_Work item_
Scan the material for the word "Moved", then return every line where it appears.

_Material for the task_

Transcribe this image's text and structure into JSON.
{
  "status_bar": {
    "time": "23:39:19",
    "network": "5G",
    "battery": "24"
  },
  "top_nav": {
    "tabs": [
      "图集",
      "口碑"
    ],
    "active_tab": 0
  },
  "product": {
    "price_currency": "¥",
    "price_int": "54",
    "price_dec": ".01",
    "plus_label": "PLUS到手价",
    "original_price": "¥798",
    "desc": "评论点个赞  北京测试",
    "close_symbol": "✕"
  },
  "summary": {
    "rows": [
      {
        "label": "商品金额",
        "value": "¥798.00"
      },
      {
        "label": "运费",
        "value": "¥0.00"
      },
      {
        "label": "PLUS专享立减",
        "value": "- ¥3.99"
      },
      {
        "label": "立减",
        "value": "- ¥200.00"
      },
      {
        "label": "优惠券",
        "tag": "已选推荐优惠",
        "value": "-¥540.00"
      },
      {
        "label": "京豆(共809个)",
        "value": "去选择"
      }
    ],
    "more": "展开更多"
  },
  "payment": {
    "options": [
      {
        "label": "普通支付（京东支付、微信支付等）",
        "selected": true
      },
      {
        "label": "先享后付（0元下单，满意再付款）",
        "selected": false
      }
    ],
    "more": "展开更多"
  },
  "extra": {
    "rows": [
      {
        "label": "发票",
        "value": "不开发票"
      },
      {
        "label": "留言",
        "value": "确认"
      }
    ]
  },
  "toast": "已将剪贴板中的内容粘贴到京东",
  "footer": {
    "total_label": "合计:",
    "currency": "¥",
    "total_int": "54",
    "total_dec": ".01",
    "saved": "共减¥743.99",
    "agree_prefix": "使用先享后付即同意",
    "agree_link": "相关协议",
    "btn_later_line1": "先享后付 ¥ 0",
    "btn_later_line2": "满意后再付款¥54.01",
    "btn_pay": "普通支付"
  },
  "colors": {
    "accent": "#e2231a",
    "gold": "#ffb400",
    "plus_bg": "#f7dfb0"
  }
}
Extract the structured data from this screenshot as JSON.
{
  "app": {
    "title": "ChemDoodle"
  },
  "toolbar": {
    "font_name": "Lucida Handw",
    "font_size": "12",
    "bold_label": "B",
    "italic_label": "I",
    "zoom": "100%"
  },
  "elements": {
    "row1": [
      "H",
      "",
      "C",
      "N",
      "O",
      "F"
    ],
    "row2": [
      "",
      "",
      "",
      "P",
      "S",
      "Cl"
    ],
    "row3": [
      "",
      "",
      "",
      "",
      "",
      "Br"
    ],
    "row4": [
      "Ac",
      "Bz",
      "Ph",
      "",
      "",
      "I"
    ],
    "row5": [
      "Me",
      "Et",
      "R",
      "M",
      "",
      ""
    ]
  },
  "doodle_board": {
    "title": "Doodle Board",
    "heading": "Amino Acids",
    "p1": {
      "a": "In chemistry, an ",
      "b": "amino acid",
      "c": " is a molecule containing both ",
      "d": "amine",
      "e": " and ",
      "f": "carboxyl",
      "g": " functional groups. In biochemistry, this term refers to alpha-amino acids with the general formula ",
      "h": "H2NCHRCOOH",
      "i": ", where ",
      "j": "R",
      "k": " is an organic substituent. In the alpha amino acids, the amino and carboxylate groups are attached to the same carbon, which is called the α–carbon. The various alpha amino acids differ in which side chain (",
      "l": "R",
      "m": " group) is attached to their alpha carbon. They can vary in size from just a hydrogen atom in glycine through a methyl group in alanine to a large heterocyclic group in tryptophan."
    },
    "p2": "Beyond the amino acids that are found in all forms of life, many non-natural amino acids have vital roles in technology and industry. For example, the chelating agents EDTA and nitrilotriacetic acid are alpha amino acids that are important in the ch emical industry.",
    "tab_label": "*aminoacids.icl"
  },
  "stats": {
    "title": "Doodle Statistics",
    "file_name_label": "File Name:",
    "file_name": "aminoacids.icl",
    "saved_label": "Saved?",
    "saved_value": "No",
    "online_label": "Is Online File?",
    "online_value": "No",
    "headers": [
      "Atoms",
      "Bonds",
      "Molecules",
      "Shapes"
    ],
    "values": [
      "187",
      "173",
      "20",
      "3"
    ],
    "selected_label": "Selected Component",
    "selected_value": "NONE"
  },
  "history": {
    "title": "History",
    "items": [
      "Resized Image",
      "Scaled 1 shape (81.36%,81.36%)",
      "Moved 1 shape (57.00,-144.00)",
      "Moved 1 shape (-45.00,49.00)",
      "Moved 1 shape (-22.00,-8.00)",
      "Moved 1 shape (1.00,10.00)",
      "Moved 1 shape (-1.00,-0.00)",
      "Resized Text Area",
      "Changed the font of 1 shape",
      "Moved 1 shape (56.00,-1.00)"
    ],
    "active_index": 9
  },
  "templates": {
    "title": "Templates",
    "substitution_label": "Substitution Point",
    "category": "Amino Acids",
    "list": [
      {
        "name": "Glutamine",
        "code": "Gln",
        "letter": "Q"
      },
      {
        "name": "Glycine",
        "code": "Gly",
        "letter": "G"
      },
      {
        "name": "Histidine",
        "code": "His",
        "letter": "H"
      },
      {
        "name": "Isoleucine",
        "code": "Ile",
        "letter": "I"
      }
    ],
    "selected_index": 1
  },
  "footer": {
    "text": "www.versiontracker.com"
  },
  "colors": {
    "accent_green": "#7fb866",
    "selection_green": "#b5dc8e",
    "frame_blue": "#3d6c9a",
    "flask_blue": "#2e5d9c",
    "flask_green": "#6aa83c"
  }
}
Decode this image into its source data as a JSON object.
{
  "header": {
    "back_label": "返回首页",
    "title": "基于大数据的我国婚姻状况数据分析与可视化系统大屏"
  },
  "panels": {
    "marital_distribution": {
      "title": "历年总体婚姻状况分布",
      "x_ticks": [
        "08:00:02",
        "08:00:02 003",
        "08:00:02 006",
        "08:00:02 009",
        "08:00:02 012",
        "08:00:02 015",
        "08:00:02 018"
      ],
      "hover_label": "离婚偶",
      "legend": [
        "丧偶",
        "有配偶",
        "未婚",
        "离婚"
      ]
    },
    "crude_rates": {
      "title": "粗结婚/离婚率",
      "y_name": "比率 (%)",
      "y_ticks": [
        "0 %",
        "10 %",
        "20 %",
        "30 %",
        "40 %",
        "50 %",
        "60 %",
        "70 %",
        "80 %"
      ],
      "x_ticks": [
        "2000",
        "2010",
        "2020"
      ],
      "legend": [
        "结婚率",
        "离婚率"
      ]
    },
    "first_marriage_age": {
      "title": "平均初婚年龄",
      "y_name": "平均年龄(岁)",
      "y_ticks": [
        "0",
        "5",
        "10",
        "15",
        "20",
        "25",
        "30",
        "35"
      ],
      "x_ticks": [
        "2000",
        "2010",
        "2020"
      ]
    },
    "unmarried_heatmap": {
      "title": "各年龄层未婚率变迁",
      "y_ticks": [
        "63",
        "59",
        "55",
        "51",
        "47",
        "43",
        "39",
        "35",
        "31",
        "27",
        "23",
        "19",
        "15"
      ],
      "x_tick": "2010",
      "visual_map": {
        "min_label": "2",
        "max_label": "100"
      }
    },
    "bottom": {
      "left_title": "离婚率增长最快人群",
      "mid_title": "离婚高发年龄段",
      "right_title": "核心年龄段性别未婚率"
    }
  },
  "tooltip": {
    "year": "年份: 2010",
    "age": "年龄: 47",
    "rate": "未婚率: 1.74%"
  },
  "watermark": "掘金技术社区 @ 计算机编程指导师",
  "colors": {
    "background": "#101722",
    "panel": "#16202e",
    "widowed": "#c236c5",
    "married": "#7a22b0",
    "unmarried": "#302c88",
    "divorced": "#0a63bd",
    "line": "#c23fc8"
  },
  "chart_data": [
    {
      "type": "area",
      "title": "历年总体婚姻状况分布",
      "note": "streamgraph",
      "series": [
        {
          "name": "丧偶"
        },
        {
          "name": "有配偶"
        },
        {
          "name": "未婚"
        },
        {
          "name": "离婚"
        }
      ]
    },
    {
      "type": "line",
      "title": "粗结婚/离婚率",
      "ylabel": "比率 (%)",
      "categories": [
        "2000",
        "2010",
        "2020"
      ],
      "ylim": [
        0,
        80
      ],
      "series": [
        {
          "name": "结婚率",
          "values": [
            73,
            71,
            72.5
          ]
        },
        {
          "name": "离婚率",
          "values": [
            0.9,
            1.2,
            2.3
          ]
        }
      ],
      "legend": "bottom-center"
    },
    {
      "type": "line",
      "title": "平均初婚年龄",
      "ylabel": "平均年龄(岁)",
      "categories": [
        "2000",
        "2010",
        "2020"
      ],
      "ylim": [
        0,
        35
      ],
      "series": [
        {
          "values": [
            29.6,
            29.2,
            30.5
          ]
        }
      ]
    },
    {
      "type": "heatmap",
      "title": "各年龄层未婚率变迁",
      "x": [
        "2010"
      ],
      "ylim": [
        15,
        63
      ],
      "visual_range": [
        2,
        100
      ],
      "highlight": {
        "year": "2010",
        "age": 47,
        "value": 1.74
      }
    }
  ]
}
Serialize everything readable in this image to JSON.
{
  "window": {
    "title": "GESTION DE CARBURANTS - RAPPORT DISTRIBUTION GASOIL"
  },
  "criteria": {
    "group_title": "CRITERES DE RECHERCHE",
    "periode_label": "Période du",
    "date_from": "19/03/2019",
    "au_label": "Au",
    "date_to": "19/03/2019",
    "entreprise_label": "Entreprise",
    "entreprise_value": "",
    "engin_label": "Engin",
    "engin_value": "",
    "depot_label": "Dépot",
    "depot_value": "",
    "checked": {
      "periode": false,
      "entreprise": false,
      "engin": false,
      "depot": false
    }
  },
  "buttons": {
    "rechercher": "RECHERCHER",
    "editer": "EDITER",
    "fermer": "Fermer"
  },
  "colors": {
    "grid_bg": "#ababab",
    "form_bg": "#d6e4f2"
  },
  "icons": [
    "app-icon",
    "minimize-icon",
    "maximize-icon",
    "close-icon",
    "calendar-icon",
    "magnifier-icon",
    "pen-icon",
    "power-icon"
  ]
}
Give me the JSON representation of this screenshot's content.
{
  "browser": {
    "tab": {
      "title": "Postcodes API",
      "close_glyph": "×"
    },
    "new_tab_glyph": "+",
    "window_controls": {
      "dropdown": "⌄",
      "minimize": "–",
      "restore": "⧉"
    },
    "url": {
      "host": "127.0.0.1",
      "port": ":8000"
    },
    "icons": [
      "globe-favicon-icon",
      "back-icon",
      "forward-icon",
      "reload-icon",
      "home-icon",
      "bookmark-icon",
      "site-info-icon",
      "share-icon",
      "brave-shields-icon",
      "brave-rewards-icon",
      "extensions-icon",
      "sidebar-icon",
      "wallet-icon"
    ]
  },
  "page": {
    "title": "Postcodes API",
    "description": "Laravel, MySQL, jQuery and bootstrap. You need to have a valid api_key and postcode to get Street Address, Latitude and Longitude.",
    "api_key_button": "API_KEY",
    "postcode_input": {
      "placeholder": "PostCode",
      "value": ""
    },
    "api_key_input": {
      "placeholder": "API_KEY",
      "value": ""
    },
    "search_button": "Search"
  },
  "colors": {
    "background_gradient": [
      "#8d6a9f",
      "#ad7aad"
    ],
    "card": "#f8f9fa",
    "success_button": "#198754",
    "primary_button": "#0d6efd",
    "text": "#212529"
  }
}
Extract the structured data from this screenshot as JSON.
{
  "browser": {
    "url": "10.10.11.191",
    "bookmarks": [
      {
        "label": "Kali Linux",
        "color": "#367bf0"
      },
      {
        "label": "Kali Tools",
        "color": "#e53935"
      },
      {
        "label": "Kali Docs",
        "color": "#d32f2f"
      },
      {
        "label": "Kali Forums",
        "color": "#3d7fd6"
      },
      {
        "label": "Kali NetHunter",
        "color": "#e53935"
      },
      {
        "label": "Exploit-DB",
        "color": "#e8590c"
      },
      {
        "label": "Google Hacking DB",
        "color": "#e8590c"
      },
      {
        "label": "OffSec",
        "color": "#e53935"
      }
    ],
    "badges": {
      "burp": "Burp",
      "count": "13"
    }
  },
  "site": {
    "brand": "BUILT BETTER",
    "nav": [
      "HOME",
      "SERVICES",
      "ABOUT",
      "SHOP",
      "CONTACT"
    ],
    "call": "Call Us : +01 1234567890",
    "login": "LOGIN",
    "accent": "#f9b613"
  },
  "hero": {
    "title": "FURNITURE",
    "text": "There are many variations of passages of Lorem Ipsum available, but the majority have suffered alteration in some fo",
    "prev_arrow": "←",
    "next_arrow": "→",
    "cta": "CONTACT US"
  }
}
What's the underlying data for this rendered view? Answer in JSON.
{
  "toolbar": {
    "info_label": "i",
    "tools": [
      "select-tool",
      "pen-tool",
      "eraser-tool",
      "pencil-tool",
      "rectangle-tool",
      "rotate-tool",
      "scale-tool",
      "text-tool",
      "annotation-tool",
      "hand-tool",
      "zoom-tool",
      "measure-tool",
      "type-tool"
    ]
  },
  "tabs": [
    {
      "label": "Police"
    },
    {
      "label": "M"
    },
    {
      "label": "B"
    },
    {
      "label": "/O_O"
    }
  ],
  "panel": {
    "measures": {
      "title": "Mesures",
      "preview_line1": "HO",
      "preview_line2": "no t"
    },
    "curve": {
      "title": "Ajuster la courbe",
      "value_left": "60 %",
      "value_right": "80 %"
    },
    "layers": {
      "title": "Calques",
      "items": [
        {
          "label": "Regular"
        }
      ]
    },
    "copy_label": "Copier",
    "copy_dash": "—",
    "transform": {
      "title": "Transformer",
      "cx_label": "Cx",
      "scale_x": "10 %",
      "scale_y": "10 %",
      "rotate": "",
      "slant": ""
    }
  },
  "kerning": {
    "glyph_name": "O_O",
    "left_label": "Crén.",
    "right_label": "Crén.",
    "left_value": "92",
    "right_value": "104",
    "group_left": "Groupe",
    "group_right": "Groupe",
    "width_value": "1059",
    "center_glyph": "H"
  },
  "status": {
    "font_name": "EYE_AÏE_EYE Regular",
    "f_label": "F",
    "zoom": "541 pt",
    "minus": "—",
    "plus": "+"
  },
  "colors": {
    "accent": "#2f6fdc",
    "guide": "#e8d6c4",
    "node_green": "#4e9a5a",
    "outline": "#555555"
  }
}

_Response area_
      "Moved 1 shape (57.00,-144.00)",
      "Moved 1 shape (-45.00,49.00)",
      "Moved 1 shape (-22.00,-8.00)",
      "Moved 1 shape (1.00,10.00)",
      "Moved 1 shape (-1.00,-0.00)",
      "Moved 1 shape (56.00,-1.00)"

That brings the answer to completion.